Ramen is best known as a Japanese specialty—about 30 percent of Japanese citizens consume it twice a week, according to the museum. But the iconic dish actually has Chinese roots, Masahiro Nakano, the museum’s PR director, tells Smithsonian.com. When Japan opened its ports in 1859, he explains, Chinese restaurants began to line the streets in port towns, serving a noodle dish that was the forefather of modern ramen. Japanese locals discovered the noodles and soon began to sell their own from street carts. From there, the dish spread across the country, taking on a life of its own in each region.
Today, Japanese ramen includes up to 40 ingredients to make each unique flavor. Ramen types vary based on broth (pork, chicken, fish or vegetable), seasoning, toppings and noodle type. There are four, by the way—thin; thick; wrinkled or curly; and hirauchi (wider flat noodles).
The differences between ramen styles go deeper than noodles and broth, though. Japan has more than 30 regional ramen specialties, too. Shinyokohama told Smithsonian about the following six. As you peruse (and drool), remember—no matter how or where you eat your ramen, follow Nakano’s advice and get a little noisy: “Ramen tastes dramatically better when slurped,” he said.
Sapporo Style (Hokkaido - northern Japan)
Miso ramen made with chicken, fish or pork broth and flavored with red soybean paste. Thick noodles. Usually served with ground pork, bean sprouts, cabbage, sweet corn, chashu (simmered pork belly), soft-boiled eggs and butter.
Yamagata Style (Yamagata prefecture - north-central Japan)
Fish stock mixed with a soy sauce base. This ramen is served chilled, usually in the summertime. Considered comfort food, this style has a number of variations all its own.
Tokyo Style (central Japan)
Made from a pork and chicken broth combination with curly noodles. Usually has dashi added, a mixture of sea kelp and dried smoked bonito flakes. Seasoned with shoyu, a type of Japanese soy sauce.
Kitakata Style (Northern Honshu - central Japan)
Broth made from a mixture of pork and dried anchovy dashi. The noodles are flat and bowls are accompanied by a fish cake, leeks and pork belly.

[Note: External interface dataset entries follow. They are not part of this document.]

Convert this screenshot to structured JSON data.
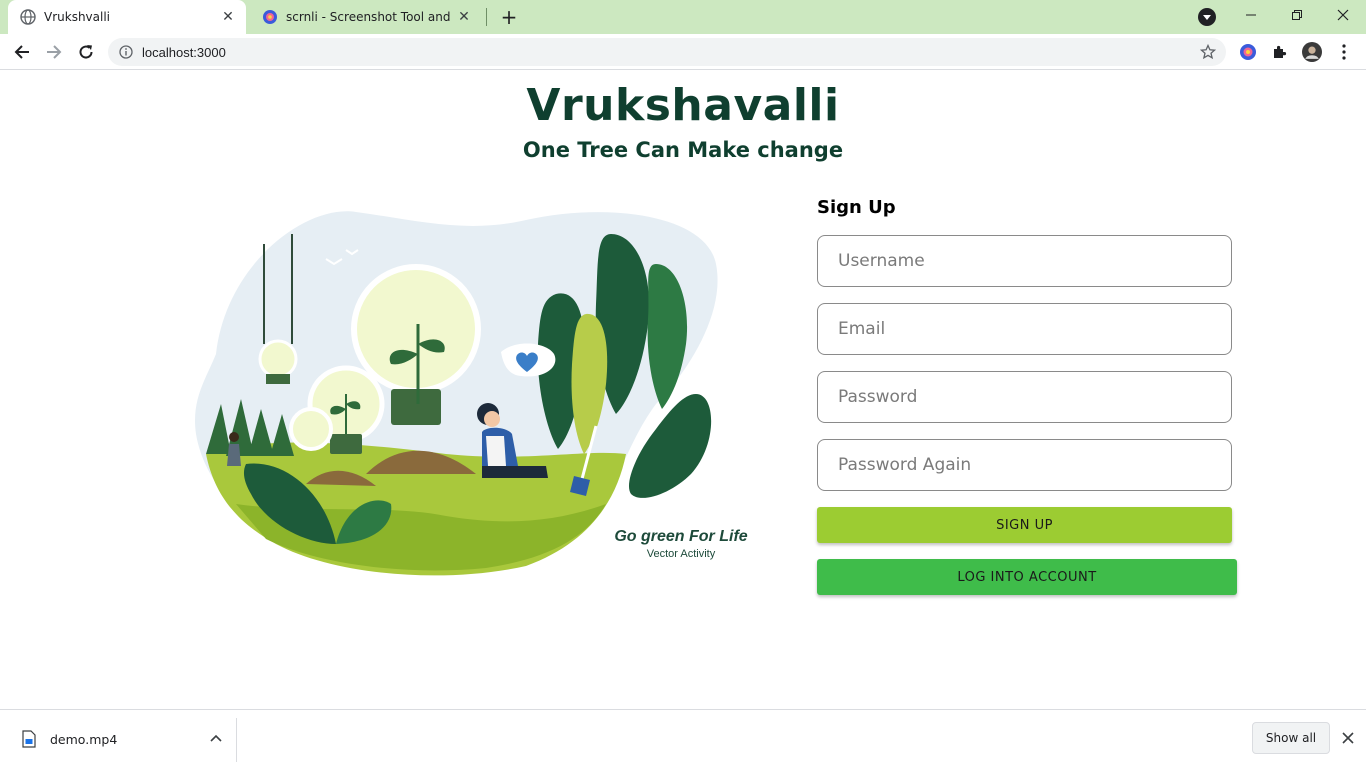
{
  "browser": {
    "tabs": [
      {
        "title": "Vrukshvalli",
        "active": true,
        "icon": "globe-icon"
      },
      {
        "title": "scrnli - Screenshot Tool and Editor",
        "active": false,
        "icon": "scrnli-icon"
      }
    ],
    "new_tab_icon": "plus-icon",
    "url": "localhost:3000",
    "theme_color": "#cce8c0"
  },
  "header": {
    "title": "Vrukshavalli",
    "subtitle": "One Tree Can Make change"
  },
  "illustration": {
    "caption_title": "Go green For Life",
    "caption_credit": "Vector Activity"
  },
  "signup": {
    "title": "Sign Up",
    "username_placeholder": "Username",
    "email_placeholder": "Email",
    "password_placeholder": "Password",
    "password_again_placeholder": "Password Again",
    "signup_button": "SIGN UP",
    "login_button": "LOG INTO ACCOUNT",
    "signup_color": "#9ccc32",
    "login_color": "#3fbc4a"
  },
  "downloads": {
    "file_name": "demo.mp4",
    "show_all": "Show all"
  }
}
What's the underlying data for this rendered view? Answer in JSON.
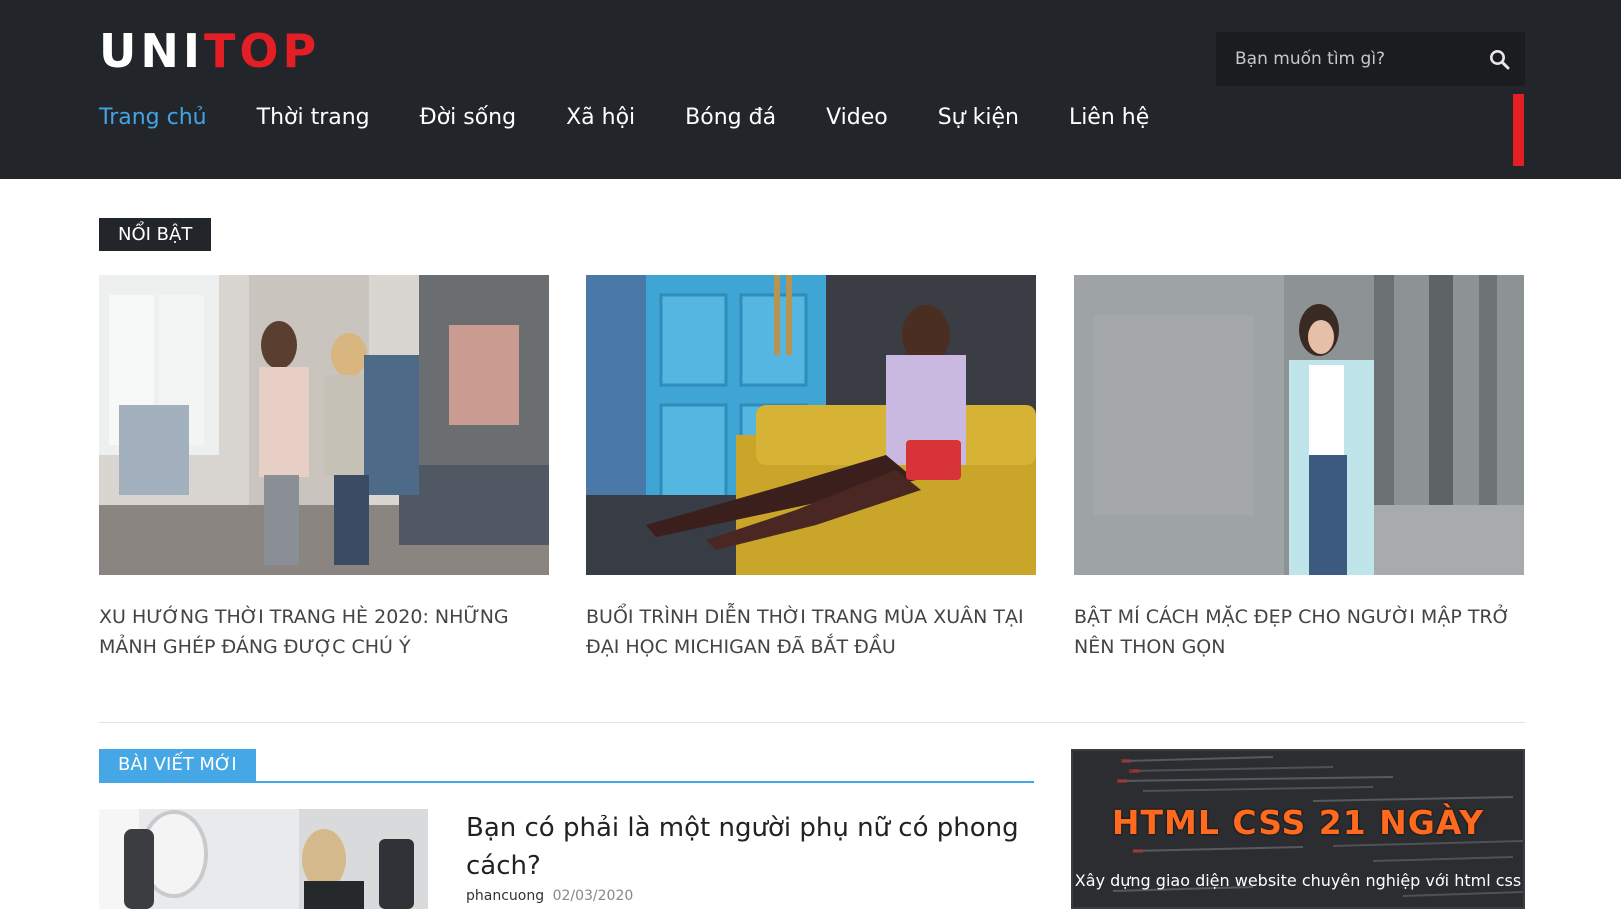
{
  "header": {
    "logo_part1": "UNI",
    "logo_part2": "TOP",
    "search_placeholder": "Bạn muốn tìm gì?",
    "nav": [
      "Trang chủ",
      "Thời trang",
      "Đời sống",
      "Xã hội",
      "Bóng đá",
      "Video",
      "Sự kiện",
      "Liên hệ"
    ],
    "active_nav": "Trang chủ"
  },
  "featured": {
    "label": "NỔI BẬT",
    "cards": [
      {
        "title": "XU HƯỚNG THỜI TRANG HÈ 2020: NHỮNG MẢNH GHÉP ĐÁNG ĐƯỢC CHÚ Ý"
      },
      {
        "title": "BUỔI TRÌNH DIỄN THỜI TRANG MÙA XUÂN TẠI ĐẠI HỌC MICHIGAN ĐÃ BẮT ĐẦU"
      },
      {
        "title": "BẬT MÍ CÁCH MẶC ĐẸP CHO NGƯỜI MẬP TRỞ NÊN THON GỌN"
      }
    ]
  },
  "latest": {
    "label": "BÀI VIẾT MỚI",
    "post": {
      "title": "Bạn có phải là một người phụ nữ có phong cách?",
      "author": "phancuong",
      "date": "02/03/2020"
    }
  },
  "ad": {
    "heading": "HTML CSS 21 NGÀY",
    "sub": "Xây dựng giao diện website chuyên nghiệp với html css"
  },
  "colors": {
    "header_bg": "#222529",
    "accent_red": "#e31e24",
    "accent_blue": "#45a7e6",
    "ad_orange": "#ff6a1f"
  }
}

Tokushima Style (Shikoku Island - southern Japan)
A tonkatsu-shoya (basically thick Worcestershire and soy sauce) combination in this broth creates a dark brown color. Served with stewed pork rib and a raw egg cracked on top.
Hakata Style (Fukuoka - southern Japan)
A robust and opaque pork broth most often seasoned with shio (salt). Topped with spicy mustard greens, wood-ear mushrooms, chashu and beni-shoga (pickled ginger).